Directions — How many lines in the material below include the string "except"? Answer with the number only.

═══ Records for this exercise ═══

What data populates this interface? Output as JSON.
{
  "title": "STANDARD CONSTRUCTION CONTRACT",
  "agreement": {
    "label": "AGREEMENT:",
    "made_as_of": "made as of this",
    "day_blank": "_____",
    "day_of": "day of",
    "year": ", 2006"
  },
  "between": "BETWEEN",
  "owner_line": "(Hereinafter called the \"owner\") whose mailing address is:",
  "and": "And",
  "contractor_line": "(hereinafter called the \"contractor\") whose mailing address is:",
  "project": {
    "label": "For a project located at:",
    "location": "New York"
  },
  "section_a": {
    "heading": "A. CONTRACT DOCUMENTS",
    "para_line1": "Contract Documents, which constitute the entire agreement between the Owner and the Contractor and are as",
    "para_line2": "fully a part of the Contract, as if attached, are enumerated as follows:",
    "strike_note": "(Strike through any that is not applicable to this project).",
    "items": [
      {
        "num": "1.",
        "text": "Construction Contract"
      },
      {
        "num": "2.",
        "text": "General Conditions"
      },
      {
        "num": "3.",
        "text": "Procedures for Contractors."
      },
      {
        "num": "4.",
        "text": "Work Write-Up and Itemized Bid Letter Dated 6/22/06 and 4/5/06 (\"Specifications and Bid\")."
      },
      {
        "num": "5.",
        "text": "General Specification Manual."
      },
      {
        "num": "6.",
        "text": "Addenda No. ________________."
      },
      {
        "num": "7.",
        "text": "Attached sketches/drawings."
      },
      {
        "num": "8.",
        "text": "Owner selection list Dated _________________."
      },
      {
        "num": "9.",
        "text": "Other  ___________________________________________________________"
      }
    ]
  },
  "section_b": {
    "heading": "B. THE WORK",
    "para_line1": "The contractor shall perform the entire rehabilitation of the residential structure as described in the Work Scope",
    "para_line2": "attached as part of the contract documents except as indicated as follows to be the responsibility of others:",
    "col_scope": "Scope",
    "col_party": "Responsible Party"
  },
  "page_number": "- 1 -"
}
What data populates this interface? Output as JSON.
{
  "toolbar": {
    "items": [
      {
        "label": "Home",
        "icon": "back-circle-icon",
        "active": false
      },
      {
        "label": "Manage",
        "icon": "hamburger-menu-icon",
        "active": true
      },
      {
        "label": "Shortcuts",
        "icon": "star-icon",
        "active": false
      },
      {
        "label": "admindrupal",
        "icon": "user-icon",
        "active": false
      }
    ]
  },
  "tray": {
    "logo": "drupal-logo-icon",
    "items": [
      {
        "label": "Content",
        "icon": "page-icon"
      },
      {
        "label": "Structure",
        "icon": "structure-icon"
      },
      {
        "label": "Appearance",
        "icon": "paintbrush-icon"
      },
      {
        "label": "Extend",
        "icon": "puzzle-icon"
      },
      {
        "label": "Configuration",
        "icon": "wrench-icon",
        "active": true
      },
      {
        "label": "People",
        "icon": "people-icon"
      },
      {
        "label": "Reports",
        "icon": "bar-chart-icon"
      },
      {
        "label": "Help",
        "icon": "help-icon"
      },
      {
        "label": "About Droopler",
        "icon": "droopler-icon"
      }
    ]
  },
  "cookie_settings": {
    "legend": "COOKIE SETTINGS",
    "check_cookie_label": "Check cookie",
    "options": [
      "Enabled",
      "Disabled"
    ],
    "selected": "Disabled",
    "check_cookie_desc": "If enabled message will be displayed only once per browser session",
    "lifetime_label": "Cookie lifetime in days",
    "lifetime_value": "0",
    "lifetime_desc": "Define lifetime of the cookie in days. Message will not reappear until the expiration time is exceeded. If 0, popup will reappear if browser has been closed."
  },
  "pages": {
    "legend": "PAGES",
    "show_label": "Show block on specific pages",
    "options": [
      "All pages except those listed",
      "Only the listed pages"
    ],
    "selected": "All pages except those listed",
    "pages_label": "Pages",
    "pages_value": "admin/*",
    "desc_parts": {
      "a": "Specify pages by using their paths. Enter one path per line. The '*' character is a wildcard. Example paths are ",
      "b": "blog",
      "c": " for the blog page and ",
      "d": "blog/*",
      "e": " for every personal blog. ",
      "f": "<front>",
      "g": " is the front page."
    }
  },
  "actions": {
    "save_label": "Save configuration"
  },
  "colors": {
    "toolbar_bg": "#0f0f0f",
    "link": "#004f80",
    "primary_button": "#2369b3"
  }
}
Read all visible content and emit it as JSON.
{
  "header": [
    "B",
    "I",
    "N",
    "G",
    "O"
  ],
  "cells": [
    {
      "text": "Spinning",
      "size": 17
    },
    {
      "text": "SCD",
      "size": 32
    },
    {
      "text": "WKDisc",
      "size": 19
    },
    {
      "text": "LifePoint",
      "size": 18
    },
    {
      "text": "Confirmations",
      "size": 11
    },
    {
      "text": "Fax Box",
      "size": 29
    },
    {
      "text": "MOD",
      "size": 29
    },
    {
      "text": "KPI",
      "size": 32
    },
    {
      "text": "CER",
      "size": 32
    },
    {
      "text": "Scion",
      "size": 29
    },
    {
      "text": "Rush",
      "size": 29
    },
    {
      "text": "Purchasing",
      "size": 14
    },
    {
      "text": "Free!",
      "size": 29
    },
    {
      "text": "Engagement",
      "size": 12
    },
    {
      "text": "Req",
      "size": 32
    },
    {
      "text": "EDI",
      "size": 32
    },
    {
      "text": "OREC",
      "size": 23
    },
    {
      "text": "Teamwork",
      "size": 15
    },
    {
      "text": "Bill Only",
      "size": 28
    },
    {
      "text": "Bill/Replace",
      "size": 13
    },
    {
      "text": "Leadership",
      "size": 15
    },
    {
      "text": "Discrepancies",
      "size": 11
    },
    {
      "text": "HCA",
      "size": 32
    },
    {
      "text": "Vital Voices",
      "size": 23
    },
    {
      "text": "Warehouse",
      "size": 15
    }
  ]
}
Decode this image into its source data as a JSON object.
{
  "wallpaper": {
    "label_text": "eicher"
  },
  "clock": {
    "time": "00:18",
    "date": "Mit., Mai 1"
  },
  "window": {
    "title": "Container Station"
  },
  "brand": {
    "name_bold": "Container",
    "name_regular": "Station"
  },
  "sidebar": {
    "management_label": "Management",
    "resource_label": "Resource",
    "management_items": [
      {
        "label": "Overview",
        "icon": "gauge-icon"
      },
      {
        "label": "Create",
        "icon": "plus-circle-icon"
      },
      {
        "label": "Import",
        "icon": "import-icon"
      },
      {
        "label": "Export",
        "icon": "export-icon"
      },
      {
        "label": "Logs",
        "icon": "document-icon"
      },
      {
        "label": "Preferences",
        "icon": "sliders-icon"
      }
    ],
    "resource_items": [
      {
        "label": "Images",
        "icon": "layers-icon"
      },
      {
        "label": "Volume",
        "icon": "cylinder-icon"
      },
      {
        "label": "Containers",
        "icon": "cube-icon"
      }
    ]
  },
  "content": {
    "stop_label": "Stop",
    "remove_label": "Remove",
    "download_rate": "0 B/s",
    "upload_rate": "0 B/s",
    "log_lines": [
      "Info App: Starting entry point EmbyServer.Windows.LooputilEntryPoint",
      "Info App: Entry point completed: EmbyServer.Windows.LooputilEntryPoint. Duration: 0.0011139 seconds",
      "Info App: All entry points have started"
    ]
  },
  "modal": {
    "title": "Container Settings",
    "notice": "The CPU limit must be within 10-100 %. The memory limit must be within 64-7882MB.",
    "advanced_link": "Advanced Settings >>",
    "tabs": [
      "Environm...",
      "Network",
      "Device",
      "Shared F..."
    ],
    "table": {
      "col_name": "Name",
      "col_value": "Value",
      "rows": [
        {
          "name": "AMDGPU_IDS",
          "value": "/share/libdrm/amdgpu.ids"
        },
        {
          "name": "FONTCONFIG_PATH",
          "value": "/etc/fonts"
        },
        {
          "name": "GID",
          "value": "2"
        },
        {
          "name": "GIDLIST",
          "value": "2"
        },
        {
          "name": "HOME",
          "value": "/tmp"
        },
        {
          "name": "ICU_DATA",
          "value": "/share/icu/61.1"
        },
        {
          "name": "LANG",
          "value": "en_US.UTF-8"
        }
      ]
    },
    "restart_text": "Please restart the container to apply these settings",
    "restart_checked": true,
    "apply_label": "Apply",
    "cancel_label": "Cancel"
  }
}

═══

Task answer — 3